==== DATA FOR THIS TASK

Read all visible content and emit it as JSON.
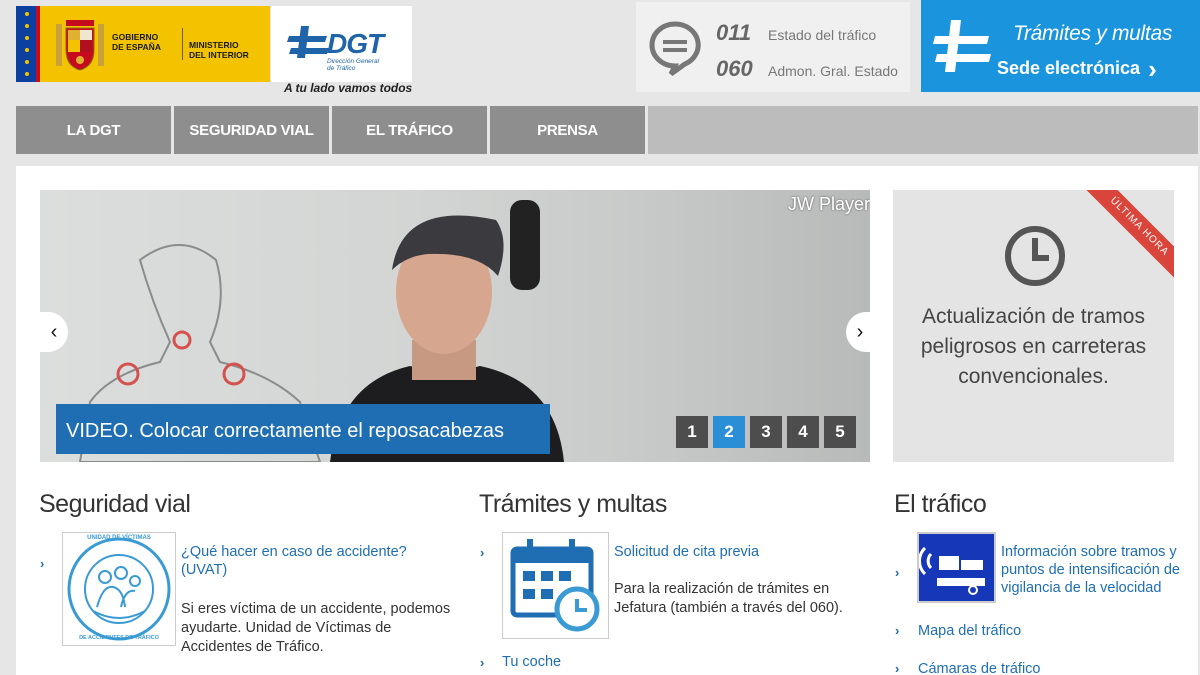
{
  "header": {
    "gov_line1": "GOBIERNO",
    "gov_line2": "DE ESPAÑA",
    "min_line1": "MINISTERIO",
    "min_line2": "DEL INTERIOR",
    "dgt_name": "DGT",
    "dgt_sub1": "Dirección General",
    "dgt_sub2": "de Tráfico",
    "tagline": "A tu lado vamos todos",
    "phones": [
      {
        "num": "011",
        "label": "Estado del tráfico"
      },
      {
        "num": "060",
        "label": "Admon. Gral. Estado"
      }
    ],
    "sede_title": "Trámites y multas",
    "sede_sub": "Sede electrónica",
    "sede_chevron": "›"
  },
  "nav": [
    {
      "label": "LA DGT"
    },
    {
      "label": "SEGURIDAD VIAL"
    },
    {
      "label": "EL TRÁFICO"
    },
    {
      "label": "PRENSA"
    }
  ],
  "slider": {
    "player_label": "JW Player",
    "caption": "VIDEO. Colocar correctamente el reposacabezas",
    "pages": [
      "1",
      "2",
      "3",
      "4",
      "5"
    ],
    "active_page": "2",
    "prev": "‹",
    "next": "›"
  },
  "news": {
    "ribbon": "ÚLTIMA HORA",
    "line1": "Actualización de tramos",
    "line2": "peligrosos en carreteras",
    "line3": "convencionales."
  },
  "sections": {
    "seguridad": {
      "title": "Seguridad vial",
      "link": "¿Qué hacer en caso de accidente? (UVAT)",
      "desc": "Si eres víctima de un accidente, podemos ayudarte. Unidad de Víctimas de Accidentes de Tráfico.",
      "badge_top": "UNIDAD DE VÍCTIMAS",
      "badge_bottom": "DE ACCIDENTES DE TRÁFICO"
    },
    "tramites": {
      "title": "Trámites y multas",
      "link": "Solicitud de cita previa",
      "desc": "Para la realización de trámites en Jefatura (también a través del 060).",
      "link2": "Tu coche"
    },
    "trafico": {
      "title": "El tráfico",
      "link": "Información sobre tramos y puntos de intensificación de vigilancia de la velocidad",
      "link2": "Mapa del tráfico",
      "link3": "Cámaras de tráfico"
    }
  },
  "colors": {
    "accent_blue": "#1a94dc",
    "link_blue": "#1f6eb3",
    "nav_gray": "#8e8e8e",
    "ribbon_red": "#d9453a",
    "gov_yellow": "#f3c300"
  },
  "chevron": "›"
}
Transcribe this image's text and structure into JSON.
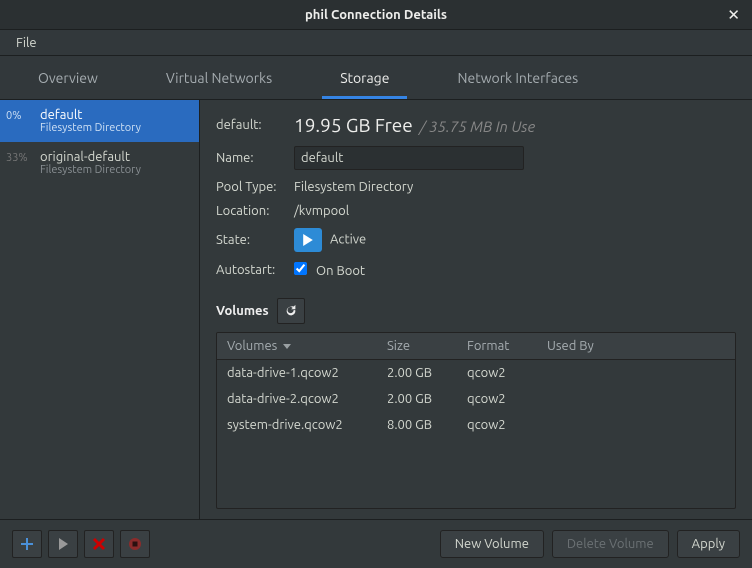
{
  "titlebar": {
    "title": "phil Connection Details"
  },
  "menubar": {
    "file": "File"
  },
  "tabs": {
    "overview": "Overview",
    "virtual_networks": "Virtual Networks",
    "storage": "Storage",
    "network_interfaces": "Network Interfaces"
  },
  "pools": [
    {
      "usage": "0%",
      "name": "default",
      "type": "Filesystem Directory",
      "selected": true
    },
    {
      "usage": "33%",
      "name": "original-default",
      "type": "Filesystem Directory",
      "selected": false
    }
  ],
  "detail": {
    "label_header": "default:",
    "free_value": "19.95 GB Free",
    "inuse_value": "/ 35.75 MB In Use",
    "name_label": "Name:",
    "name_value": "default",
    "pooltype_label": "Pool Type:",
    "pooltype_value": "Filesystem Directory",
    "location_label": "Location:",
    "location_value": "/kvmpool",
    "state_label": "State:",
    "state_value": "Active",
    "autostart_label": "Autostart:",
    "autostart_value": "On Boot",
    "autostart_checked": true,
    "volumes_heading": "Volumes"
  },
  "table": {
    "headers": {
      "volumes": "Volumes",
      "size": "Size",
      "format": "Format",
      "used_by": "Used By"
    },
    "rows": [
      {
        "name": "data-drive-1.qcow2",
        "size": "2.00 GB",
        "format": "qcow2",
        "used_by": ""
      },
      {
        "name": "data-drive-2.qcow2",
        "size": "2.00 GB",
        "format": "qcow2",
        "used_by": ""
      },
      {
        "name": "system-drive.qcow2",
        "size": "8.00 GB",
        "format": "qcow2",
        "used_by": ""
      }
    ]
  },
  "buttons": {
    "new_volume": "New Volume",
    "delete_volume": "Delete Volume",
    "apply": "Apply"
  }
}
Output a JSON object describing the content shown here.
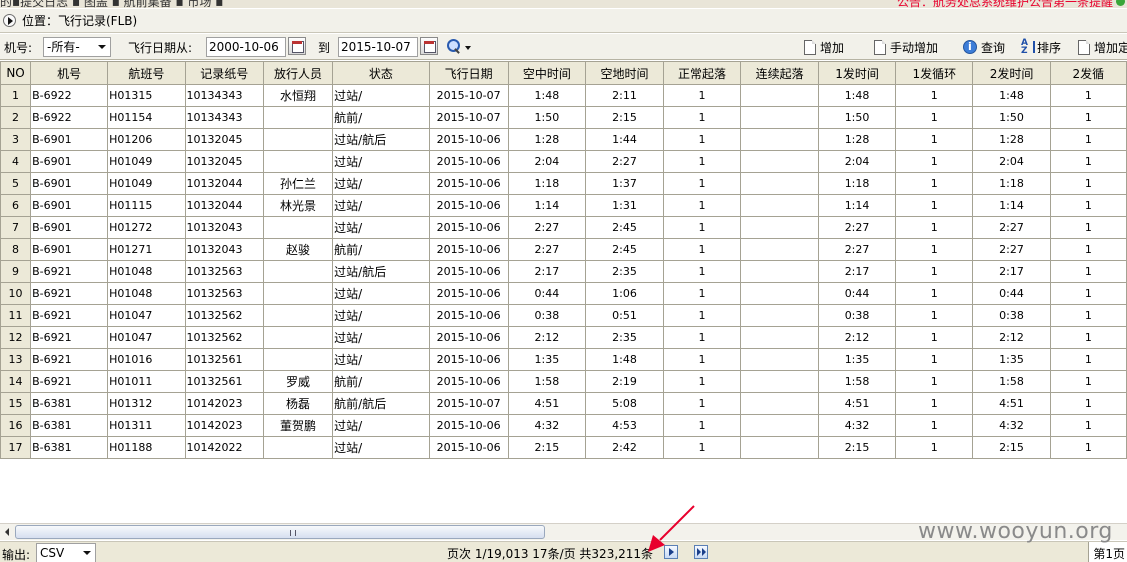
{
  "top_strip": {
    "left_text": "的▪提交日志 ▪ 图盖 ▪ 航前集备 ▪ 市场 ▪",
    "right_text": "公告：航务处总系统维护公告第一条提醒"
  },
  "location": {
    "text": "位置：飞行记录(FLB)"
  },
  "filters": {
    "aircraft_label": "机号:",
    "aircraft_value": "-所有-",
    "date_from_label": "飞行日期从:",
    "date_from": "2000-10-06",
    "to_label": "到",
    "date_to": "2015-10-07"
  },
  "toolbar": {
    "add": "增加",
    "manual_add": "手动增加",
    "query": "查询",
    "sort": "排序",
    "add_fixed": "增加定"
  },
  "table": {
    "columns": [
      "NO",
      "机号",
      "航班号",
      "记录纸号",
      "放行人员",
      "状态",
      "飞行日期",
      "空中时间",
      "空地时间",
      "正常起落",
      "连续起落",
      "1发时间",
      "1发循环",
      "2发时间",
      "2发循"
    ],
    "rows": [
      {
        "no": "1",
        "aircraft": "B-6922",
        "flight": "H01315",
        "log": "10134343",
        "releaser": "水恒翔",
        "status": "过站/",
        "date": "2015-10-07",
        "air": "1:48",
        "block": "2:11",
        "landings": "1",
        "cont": "",
        "e1t": "1:48",
        "e1c": "1",
        "e2t": "1:48",
        "e2c": "1"
      },
      {
        "no": "2",
        "aircraft": "B-6922",
        "flight": "H01154",
        "log": "10134343",
        "releaser": "",
        "status": "航前/",
        "date": "2015-10-07",
        "air": "1:50",
        "block": "2:15",
        "landings": "1",
        "cont": "",
        "e1t": "1:50",
        "e1c": "1",
        "e2t": "1:50",
        "e2c": "1"
      },
      {
        "no": "3",
        "aircraft": "B-6901",
        "flight": "H01206",
        "log": "10132045",
        "releaser": "",
        "status": "过站/航后",
        "date": "2015-10-06",
        "air": "1:28",
        "block": "1:44",
        "landings": "1",
        "cont": "",
        "e1t": "1:28",
        "e1c": "1",
        "e2t": "1:28",
        "e2c": "1"
      },
      {
        "no": "4",
        "aircraft": "B-6901",
        "flight": "H01049",
        "log": "10132045",
        "releaser": "",
        "status": "过站/",
        "date": "2015-10-06",
        "air": "2:04",
        "block": "2:27",
        "landings": "1",
        "cont": "",
        "e1t": "2:04",
        "e1c": "1",
        "e2t": "2:04",
        "e2c": "1"
      },
      {
        "no": "5",
        "aircraft": "B-6901",
        "flight": "H01049",
        "log": "10132044",
        "releaser": "孙仁兰",
        "status": "过站/",
        "date": "2015-10-06",
        "air": "1:18",
        "block": "1:37",
        "landings": "1",
        "cont": "",
        "e1t": "1:18",
        "e1c": "1",
        "e2t": "1:18",
        "e2c": "1"
      },
      {
        "no": "6",
        "aircraft": "B-6901",
        "flight": "H01115",
        "log": "10132044",
        "releaser": "林光景",
        "status": "过站/",
        "date": "2015-10-06",
        "air": "1:14",
        "block": "1:31",
        "landings": "1",
        "cont": "",
        "e1t": "1:14",
        "e1c": "1",
        "e2t": "1:14",
        "e2c": "1"
      },
      {
        "no": "7",
        "aircraft": "B-6901",
        "flight": "H01272",
        "log": "10132043",
        "releaser": "",
        "status": "过站/",
        "date": "2015-10-06",
        "air": "2:27",
        "block": "2:45",
        "landings": "1",
        "cont": "",
        "e1t": "2:27",
        "e1c": "1",
        "e2t": "2:27",
        "e2c": "1"
      },
      {
        "no": "8",
        "aircraft": "B-6901",
        "flight": "H01271",
        "log": "10132043",
        "releaser": "赵骏",
        "status": "航前/",
        "date": "2015-10-06",
        "air": "2:27",
        "block": "2:45",
        "landings": "1",
        "cont": "",
        "e1t": "2:27",
        "e1c": "1",
        "e2t": "2:27",
        "e2c": "1"
      },
      {
        "no": "9",
        "aircraft": "B-6921",
        "flight": "H01048",
        "log": "10132563",
        "releaser": "",
        "status": "过站/航后",
        "date": "2015-10-06",
        "air": "2:17",
        "block": "2:35",
        "landings": "1",
        "cont": "",
        "e1t": "2:17",
        "e1c": "1",
        "e2t": "2:17",
        "e2c": "1"
      },
      {
        "no": "10",
        "aircraft": "B-6921",
        "flight": "H01048",
        "log": "10132563",
        "releaser": "",
        "status": "过站/",
        "date": "2015-10-06",
        "air": "0:44",
        "block": "1:06",
        "landings": "1",
        "cont": "",
        "e1t": "0:44",
        "e1c": "1",
        "e2t": "0:44",
        "e2c": "1"
      },
      {
        "no": "11",
        "aircraft": "B-6921",
        "flight": "H01047",
        "log": "10132562",
        "releaser": "",
        "status": "过站/",
        "date": "2015-10-06",
        "air": "0:38",
        "block": "0:51",
        "landings": "1",
        "cont": "",
        "e1t": "0:38",
        "e1c": "1",
        "e2t": "0:38",
        "e2c": "1"
      },
      {
        "no": "12",
        "aircraft": "B-6921",
        "flight": "H01047",
        "log": "10132562",
        "releaser": "",
        "status": "过站/",
        "date": "2015-10-06",
        "air": "2:12",
        "block": "2:35",
        "landings": "1",
        "cont": "",
        "e1t": "2:12",
        "e1c": "1",
        "e2t": "2:12",
        "e2c": "1"
      },
      {
        "no": "13",
        "aircraft": "B-6921",
        "flight": "H01016",
        "log": "10132561",
        "releaser": "",
        "status": "过站/",
        "date": "2015-10-06",
        "air": "1:35",
        "block": "1:48",
        "landings": "1",
        "cont": "",
        "e1t": "1:35",
        "e1c": "1",
        "e2t": "1:35",
        "e2c": "1"
      },
      {
        "no": "14",
        "aircraft": "B-6921",
        "flight": "H01011",
        "log": "10132561",
        "releaser": "罗威",
        "status": "航前/",
        "date": "2015-10-06",
        "air": "1:58",
        "block": "2:19",
        "landings": "1",
        "cont": "",
        "e1t": "1:58",
        "e1c": "1",
        "e2t": "1:58",
        "e2c": "1"
      },
      {
        "no": "15",
        "aircraft": "B-6381",
        "flight": "H01312",
        "log": "10142023",
        "releaser": "杨磊",
        "status": "航前/航后",
        "date": "2015-10-07",
        "air": "4:51",
        "block": "5:08",
        "landings": "1",
        "cont": "",
        "e1t": "4:51",
        "e1c": "1",
        "e2t": "4:51",
        "e2c": "1"
      },
      {
        "no": "16",
        "aircraft": "B-6381",
        "flight": "H01311",
        "log": "10142023",
        "releaser": "董贺鹏",
        "status": "过站/",
        "date": "2015-10-06",
        "air": "4:32",
        "block": "4:53",
        "landings": "1",
        "cont": "",
        "e1t": "4:32",
        "e1c": "1",
        "e2t": "4:32",
        "e2c": "1"
      },
      {
        "no": "17",
        "aircraft": "B-6381",
        "flight": "H01188",
        "log": "10142022",
        "releaser": "",
        "status": "过站/",
        "date": "2015-10-06",
        "air": "2:15",
        "block": "2:42",
        "landings": "1",
        "cont": "",
        "e1t": "2:15",
        "e1c": "1",
        "e2t": "2:15",
        "e2c": "1"
      }
    ]
  },
  "statusbar": {
    "output_label": "输出:",
    "output_format": "CSV",
    "page_info": "页次 1/19,013 17条/页 共323,211条",
    "page_number": "第1页"
  },
  "watermark": "www.wooyun.org",
  "colors": {
    "header_bg": "#ece9d8",
    "grid_line": "#a5a293",
    "annotation_arrow": "#e8002d"
  }
}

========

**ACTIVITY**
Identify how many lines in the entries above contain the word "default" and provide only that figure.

**WRITTEN RESPONSE**
4